Provided records:
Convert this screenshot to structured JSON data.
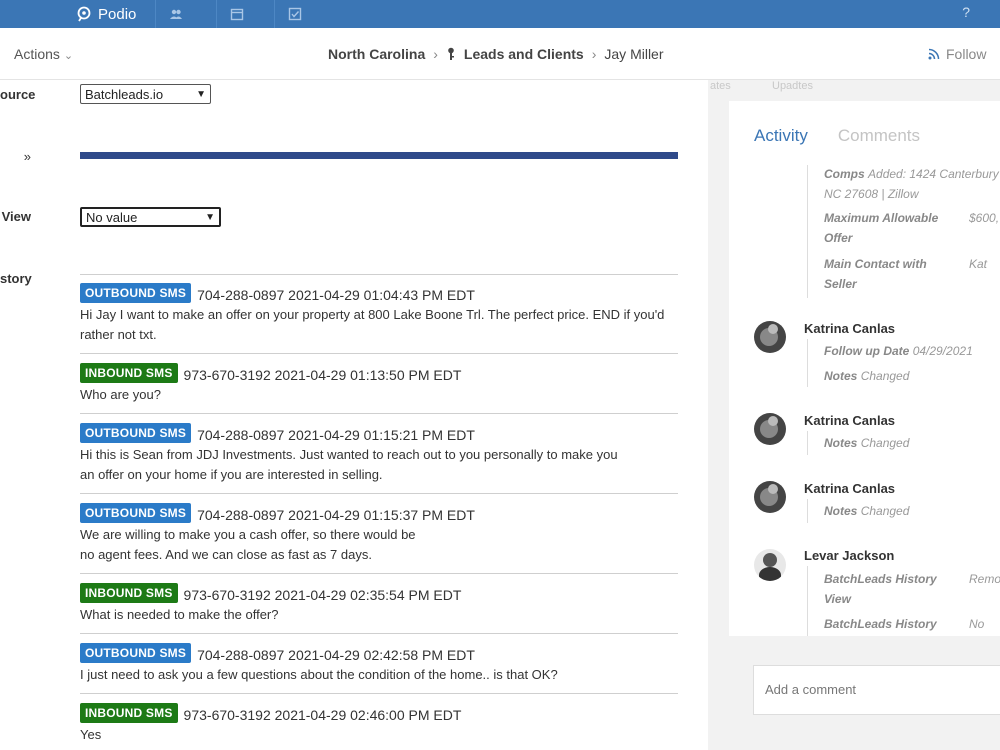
{
  "topbar": {
    "brand": "Podio",
    "icons": [
      "contacts-icon",
      "calendar-icon",
      "tasks-icon"
    ],
    "help": "?"
  },
  "subbar": {
    "actions": "Actions",
    "breadcrumb": [
      "North Carolina",
      "Leads and Clients",
      "Jay Miller"
    ],
    "follow": "Follow"
  },
  "labels": {
    "source": "ource",
    "chevrons": "»",
    "view": "View",
    "history": "story"
  },
  "fields": {
    "source_select": "Batchleads.io",
    "view_select": "No value"
  },
  "sms": [
    {
      "dir": "out",
      "badge": "OUTBOUND SMS",
      "phone_time": "704-288-0897 2021-04-29 01:04:43 PM EDT",
      "text": "Hi Jay I want to make an offer on your property at 800 Lake Boone Trl. The perfect price. END if you'd\nrather not txt."
    },
    {
      "dir": "in",
      "badge": "INBOUND SMS",
      "phone_time": "973-670-3192 2021-04-29 01:13:50 PM EDT",
      "text": "Who are you?"
    },
    {
      "dir": "out",
      "badge": "OUTBOUND SMS",
      "phone_time": "704-288-0897 2021-04-29 01:15:21 PM EDT",
      "text": "Hi this is Sean from JDJ Investments. Just wanted to reach out to you personally to make you\nan offer on your home if you are interested in selling."
    },
    {
      "dir": "out",
      "badge": "OUTBOUND SMS",
      "phone_time": "704-288-0897 2021-04-29 01:15:37 PM EDT",
      "text": "We are willing to make you a cash offer, so there would be\nno agent fees. And we can close as fast as 7 days."
    },
    {
      "dir": "in",
      "badge": "INBOUND SMS",
      "phone_time": "973-670-3192 2021-04-29 02:35:54 PM EDT",
      "text": "What is needed to make the offer?"
    },
    {
      "dir": "out",
      "badge": "OUTBOUND SMS",
      "phone_time": "704-288-0897 2021-04-29 02:42:58 PM EDT",
      "text": "I just need to ask you a few questions about the condition of the home.. is that OK?"
    },
    {
      "dir": "in",
      "badge": "INBOUND SMS",
      "phone_time": "973-670-3192 2021-04-29 02:46:00 PM EDT",
      "text": "Yes"
    }
  ],
  "activity": {
    "tabs": {
      "activity": "Activity",
      "comments": "Comments"
    },
    "faint_header": [
      "ates",
      "Upadtes"
    ],
    "top_fields": [
      {
        "key": "Comps",
        "val": "Added: 1424 Canterbury",
        "line2": "NC 27608 | Zillow"
      },
      {
        "key": "Maximum Allowable",
        "key2": "Offer",
        "val": "$600,"
      },
      {
        "key": "Main Contact with",
        "key2": "Seller",
        "val": "Kat"
      }
    ],
    "entries": [
      {
        "user": "Katrina Canlas",
        "fields": [
          {
            "key": "Follow up Date",
            "val": "04/29/2021"
          },
          {
            "key": "Notes",
            "val": "Changed"
          }
        ]
      },
      {
        "user": "Katrina Canlas",
        "fields": [
          {
            "key": "Notes",
            "val": "Changed"
          }
        ]
      },
      {
        "user": "Katrina Canlas",
        "fields": [
          {
            "key": "Notes",
            "val": "Changed"
          }
        ]
      },
      {
        "user": "Levar Jackson",
        "fields": [
          {
            "key": "BatchLeads History",
            "key2": "View",
            "val": "Remo"
          },
          {
            "key": "BatchLeads History",
            "val": "No va"
          }
        ]
      }
    ]
  },
  "comment": {
    "placeholder": "Add a comment"
  }
}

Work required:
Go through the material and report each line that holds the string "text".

Solution:
      "text": "Hi Jay I want to make an offer on your property at 800 Lake Boone Trl. The perfect price. END if you'd\nrather not txt."
      "text": "Who are you?"
      "text": "Hi this is Sean from JDJ Investments. Just wanted to reach out to you personally to make you\nan offer on your home if you are interested in selling."
      "text": "We are willing to make you a cash offer, so there would be\nno agent fees. And we can close as fast as 7 days."
      "text": "What is needed to make the offer?"
      "text": "I just need to ask you a few questions about the condition of the home.. is that OK?"
      "text": "Yes"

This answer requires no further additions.